Your task: Exactly as written, return all the data, leaving its pictures behind.

(Collected data)
________________

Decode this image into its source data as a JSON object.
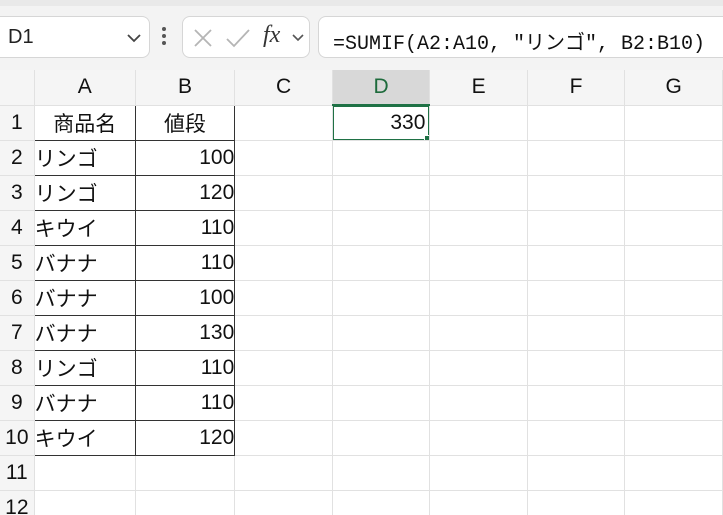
{
  "name_box": {
    "value": "D1"
  },
  "formula_bar": {
    "formula": "=SUMIF(A2:A10, \"リンゴ\", B2:B10)",
    "fx_label": "fx"
  },
  "columns": [
    "A",
    "B",
    "C",
    "D",
    "E",
    "F",
    "G"
  ],
  "active_column": "D",
  "rows": [
    {
      "n": "1",
      "a": "商品名",
      "b": "値段",
      "d": "330"
    },
    {
      "n": "2",
      "a": "リンゴ",
      "b": "100"
    },
    {
      "n": "3",
      "a": "リンゴ",
      "b": "120"
    },
    {
      "n": "4",
      "a": "キウイ",
      "b": "110"
    },
    {
      "n": "5",
      "a": "バナナ",
      "b": "110"
    },
    {
      "n": "6",
      "a": "バナナ",
      "b": "100"
    },
    {
      "n": "7",
      "a": "バナナ",
      "b": "130"
    },
    {
      "n": "8",
      "a": "リンゴ",
      "b": "110"
    },
    {
      "n": "9",
      "a": "バナナ",
      "b": "110"
    },
    {
      "n": "10",
      "a": "キウイ",
      "b": "120"
    },
    {
      "n": "11"
    },
    {
      "n": "12"
    }
  ],
  "selected_cell": "D1",
  "colors": {
    "accent": "#1f7145",
    "header_bg": "#f5f5f5",
    "active_header_bg": "#d8d8d8"
  }
}
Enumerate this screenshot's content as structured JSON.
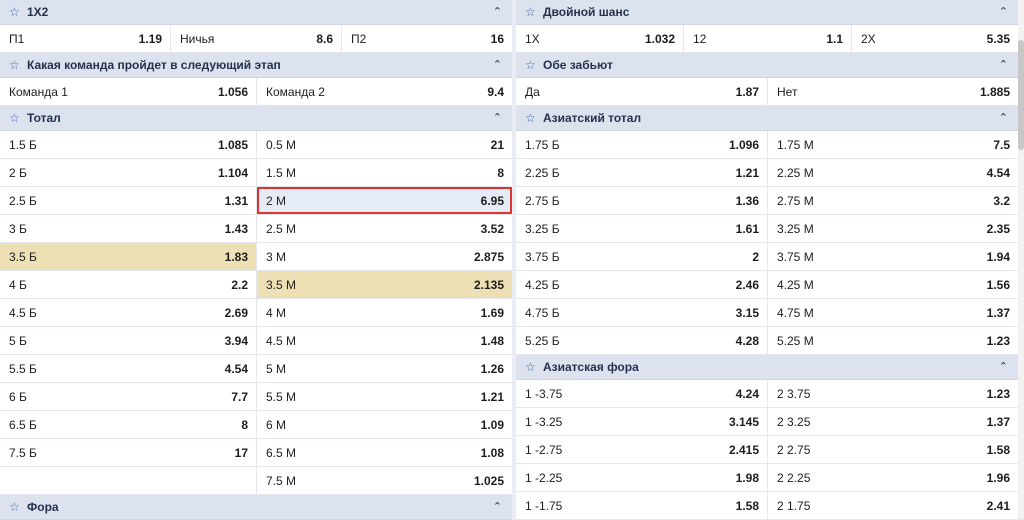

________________

Solution for this task:
Decode this image into its source data as a JSON object.
{
  "name_box": {
    "value": "D1"
  },
  "formula_bar": {
    "formula": "=SUMIF(A2:A10, \"リンゴ\", B2:B10)",
    "fx_label": "fx"
  },
  "columns": [
    "A",
    "B",
    "C",
    "D",
    "E",
    "F",
    "G"
  ],
  "active_column": "D",
  "rows": [
    {
      "n": "1",
      "a": "商品名",
      "b": "値段",
      "d": "330"
    },
    {
      "n": "2",
      "a": "リンゴ",
      "b": "100"
    },
    {
      "n": "3",
      "a": "リンゴ",
      "b": "120"
    },
    {
      "n": "4",
      "a": "キウイ",
      "b": "110"
    },
    {
      "n": "5",
      "a": "バナナ",
      "b": "110"
    },
    {
      "n": "6",
      "a": "バナナ",
      "b": "100"
    },
    {
      "n": "7",
      "a": "バナナ",
      "b": "130"
    },
    {
      "n": "8",
      "a": "リンゴ",
      "b": "110"
    },
    {
      "n": "9",
      "a": "バナナ",
      "b": "110"
    },
    {
      "n": "10",
      "a": "キウイ",
      "b": "120"
    },
    {
      "n": "11"
    },
    {
      "n": "12"
    }
  ],
  "selected_cell": "D1",
  "colors": {
    "accent": "#1f7145",
    "header_bg": "#f5f5f5",
    "active_header_bg": "#d8d8d8"
  }
}
Enumerate this screenshot's content as structured JSON.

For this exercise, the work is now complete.